There are, however, darker forces at work. Humans are only on Pandora because they are in search of a rare substance which is key to solving Earth's energy crisis. And where is the largest deposit of said substance? Lurking underground, directly beneath the Na'vi home place.
As Jake becomes more and more enmeshed in the world of the Na'vi, he begins to doubt his mission on Pandora. He begins to wonder who he is really fighting for.
This movie is a technical wonder. Pandora is a gorgeous, brilliantly-delineated world. Bright colors, majestic vistas, imaginative animals and humanoids, it was truly beautiful to look at. As I mentioned before, hubs and I saw it in 3D. I really did feel that Cameron sprinkled 3D gems throughout, so I didn't leave the theatre feeling as if I'd paid extra and worn those stupid glasses for nothing.
Though the film has an environmental message, I didn't feel as if it was a "message film." It didn't feel too heavy-handed or preachy. Like most Cameron films, this movie is about plot and effects. As usual, Cameron does not disappoint. The movie is 2 1/2 hours, but doesn't feel too long at all. There is plenty of action, plenty to see. You get your money's worth with this one.
In the end, the movie is about identity. The word "avatar" is loaded - an alternate identity controlled by a user, a continuing version of the same entity, an incarnation of a Hindu deity, etc. Jake is a twin, so there are already some identity issues there. Twins grow up with more of a need to establish themselves as an individual than most people. And then Jake, who is a Marine, has to let go of that identity when he is injured. Later, he is summarily inserted into the Pandora mission as a substitute for his brother. Then, he establishes the identity of his avatar. As the film progresses, Jake begins to wonder who he really is. Though there are a lot of bells and whistles - effects, aliens, battles - the true story of the movie is Jake's discovery of self.
The only shortcoming in the movie, I felt, was a lack of character development on the "villain" side. Cameron is not known for creating films with complex characters. It's pretty much good vs. evil, cut and dried. I thought this film would have benefited from a touch more development on WHY the alien substance was so vital to the humans, what was at stake for them (besides just money). Ultimately, that would have made the entire film more complex. (As I mentioned before, though, Cameron is not known for doing this. His films are plot and effects masterpieces, not character studies.)

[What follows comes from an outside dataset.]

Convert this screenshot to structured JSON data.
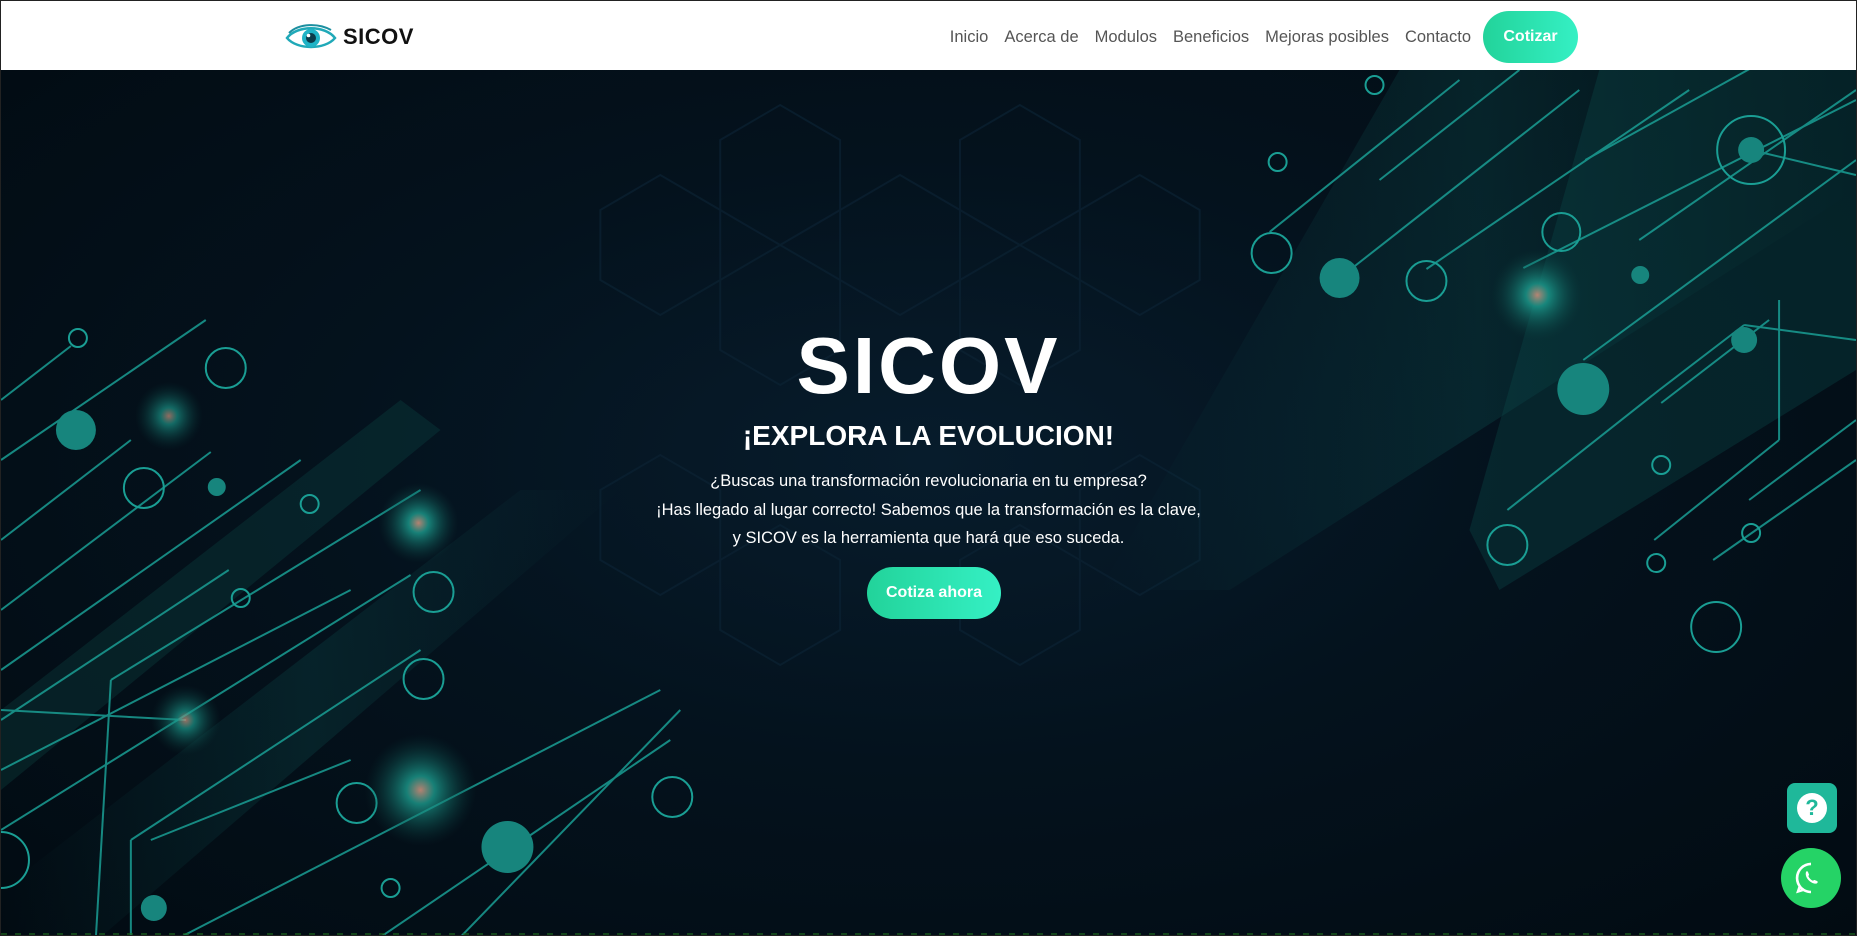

Regardless, that's a fairly small gripe, considering how much I enjoyed the movie. Do not miss this. Get to the theatre and see it in 3D. It's one of those movies that deserves the big-screen treatment.